Bruce Jenner Enlists Dr. Renee Richards As Transgender Sex Change Coach – Report

Bruce Jenner Enlists Dr. Renee Richards As Transgender Sex Change Coach - Report

Bruce Jenner has been friends with Dr. Renee Richards for decades. Up until 1975 Richards was actually Richard Raskind, a popular tennis player. After undergoing gender reassignment surgery the new Renee Richards petitioned the U.S. Courts to allow her to play tennis then as a woman. After wrapping up a successful sports career Richards went on to be a popular eye surgeon but has always stayed in contact with Bruce.

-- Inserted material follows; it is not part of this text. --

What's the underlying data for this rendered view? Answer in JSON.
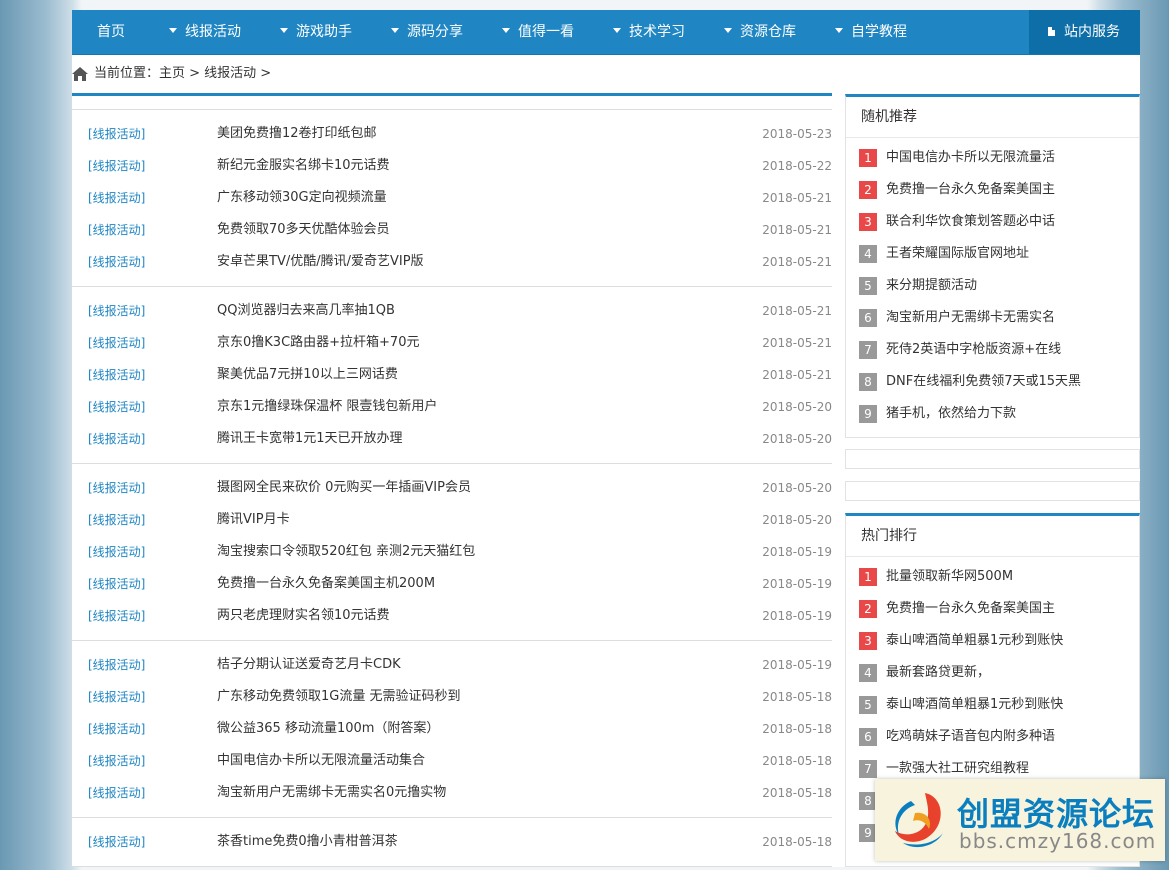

According to the April 14th print edition of Star magazine Bruce is looking to Richards for advice in the process of gender reassignment. He’s smart enough to know that he needs a mentor of some kind and Richards is the perfect person to turn to for guidance. Richards has reportedly warned Bruce not to even go through with the surgery unless he felt like he had absolutely no choice. This is obviously an extreme procedure that can’t be undone and so Richards insists that if Bruce is going to have it done then he needs to feel like life as a man is completely impossible. Jumping the gun and going through gender reassignment surgery without fulling thinking it through would be disastrous!

Do you think that Bruce has really weighed his options carefully and that he’ll end up going through with it? It’s at least wise of him to have a mentor in place but do you trust that Richards is giving his longtime friend the best advice? Tell us your thoughts in the comments below!

Photo Credit: FameFlynet



  • Robert Billings

    Feel sorry for the Jenner girls. The guy has a mental problem.

  • Robert Billings

    and you know so much about it because?

    • PattyJM

      I know this because I transitioned male to female in the 1980s. That is four decades of life as a man and almost three more as a woman. Since 1985 I have known literally hundreds of other trans people

      I know about the professional views of transsexual people because I did my research. You can look up the two professional associations mentioned earlier. Also look at WPATH (World Professional Association for Transgender Health). This is the organization that establishes the professional standards of care.

      I can say that I knew I was different when my age was measured in single digits.

      Does this answer your question?

    • PattyJM

      I know about transsexual men and women as I was born male and transitioned in the 1980s. Along the way I’ve known literally hundreds of others in all stages of transition.
      You can learn about people like me online. In addition to both psychological/psychiatric associations sites try WPATH